# YOUR OBJECTIVE
Retype each entry verbatim. Do not include the images.

[Web page and app entries]
|---|
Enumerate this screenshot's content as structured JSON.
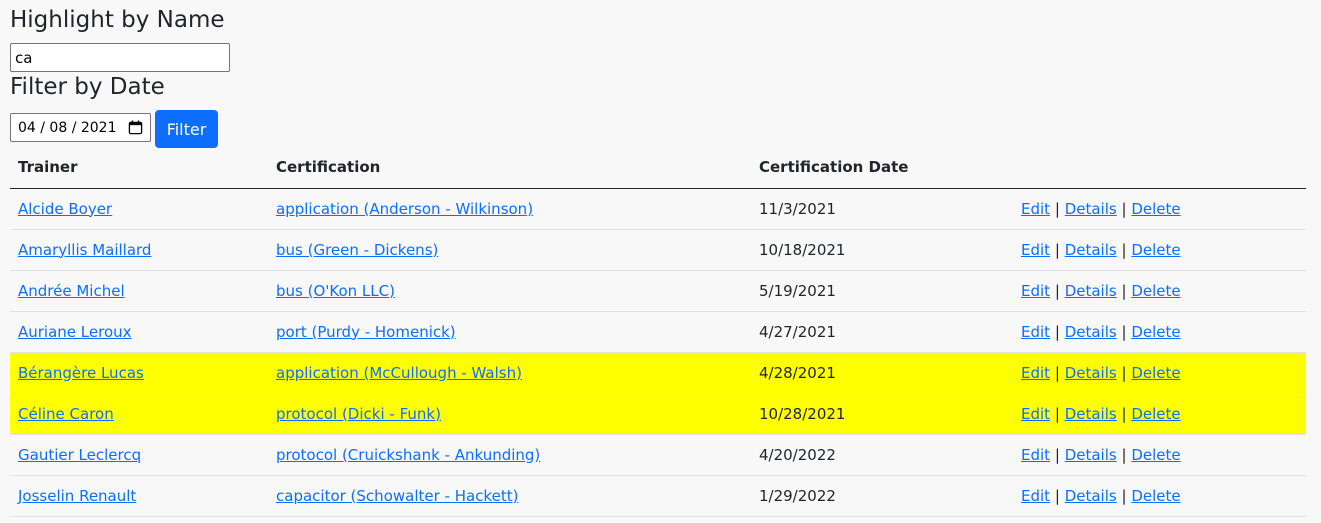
{
  "highlight": {
    "heading": "Highlight by Name",
    "value": "ca"
  },
  "filter": {
    "heading": "Filter by Date",
    "date": "04 / 08 / 2021",
    "button": "Filter"
  },
  "table": {
    "headers": [
      "Trainer",
      "Certification",
      "Certification Date",
      ""
    ],
    "action_labels": {
      "edit": "Edit",
      "details": "Details",
      "delete": "Delete",
      "sep": "|"
    },
    "rows": [
      {
        "trainer": "Alcide Boyer",
        "certification": "application (Anderson - Wilkinson)",
        "date": "11/3/2021",
        "highlighted": false
      },
      {
        "trainer": "Amaryllis Maillard",
        "certification": "bus (Green - Dickens)",
        "date": "10/18/2021",
        "highlighted": false
      },
      {
        "trainer": "Andrée Michel",
        "certification": "bus (O'Kon LLC)",
        "date": "5/19/2021",
        "highlighted": false
      },
      {
        "trainer": "Auriane Leroux",
        "certification": "port (Purdy - Homenick)",
        "date": "4/27/2021",
        "highlighted": false
      },
      {
        "trainer": "Bérangère Lucas",
        "certification": "application (McCullough - Walsh)",
        "date": "4/28/2021",
        "highlighted": true
      },
      {
        "trainer": "Céline Caron",
        "certification": "protocol (Dicki - Funk)",
        "date": "10/28/2021",
        "highlighted": true
      },
      {
        "trainer": "Gautier Leclercq",
        "certification": "protocol (Cruickshank - Ankunding)",
        "date": "4/20/2022",
        "highlighted": false
      },
      {
        "trainer": "Josselin Renault",
        "certification": "capacitor (Schowalter - Hackett)",
        "date": "1/29/2022",
        "highlighted": false
      }
    ]
  },
  "colors": {
    "highlight": "#ffff00",
    "link": "#0d6efd",
    "button": "#0d6efd"
  },
  "icons": {
    "date_picker": "calendar-icon"
  }
}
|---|
# TASK RESPONSE
Enumerate this screenshot's content as structured JSON.
{
  "highlight": {
    "heading": "Highlight by Name",
    "value": "ca"
  },
  "filter": {
    "heading": "Filter by Date",
    "date": "04 / 08 / 2021",
    "button": "Filter"
  },
  "table": {
    "headers": [
      "Trainer",
      "Certification",
      "Certification Date",
      ""
    ],
    "action_labels": {
      "edit": "Edit",
      "details": "Details",
      "delete": "Delete",
      "sep": "|"
    },
    "rows": [
      {
        "trainer": "Alcide Boyer",
        "certification": "application (Anderson - Wilkinson)",
        "date": "11/3/2021",
        "highlighted": false
      },
      {
        "trainer": "Amaryllis Maillard",
        "certification": "bus (Green - Dickens)",
        "date": "10/18/2021",
        "highlighted": false
      },
      {
        "trainer": "Andrée Michel",
        "certification": "bus (O'Kon LLC)",
        "date": "5/19/2021",
        "highlighted": false
      },
      {
        "trainer": "Auriane Leroux",
        "certification": "port (Purdy - Homenick)",
        "date": "4/27/2021",
        "highlighted": false
      },
      {
        "trainer": "Bérangère Lucas",
        "certification": "application (McCullough - Walsh)",
        "date": "4/28/2021",
        "highlighted": true
      },
      {
        "trainer": "Céline Caron",
        "certification": "protocol (Dicki - Funk)",
        "date": "10/28/2021",
        "highlighted": true
      },
      {
        "trainer": "Gautier Leclercq",
        "certification": "protocol (Cruickshank - Ankunding)",
        "date": "4/20/2022",
        "highlighted": false
      },
      {
        "trainer": "Josselin Renault",
        "certification": "capacitor (Schowalter - Hackett)",
        "date": "1/29/2022",
        "highlighted": false
      }
    ]
  },
  "colors": {
    "highlight": "#ffff00",
    "link": "#0d6efd",
    "button": "#0d6efd"
  },
  "icons": {
    "date_picker": "calendar-icon"
  }
}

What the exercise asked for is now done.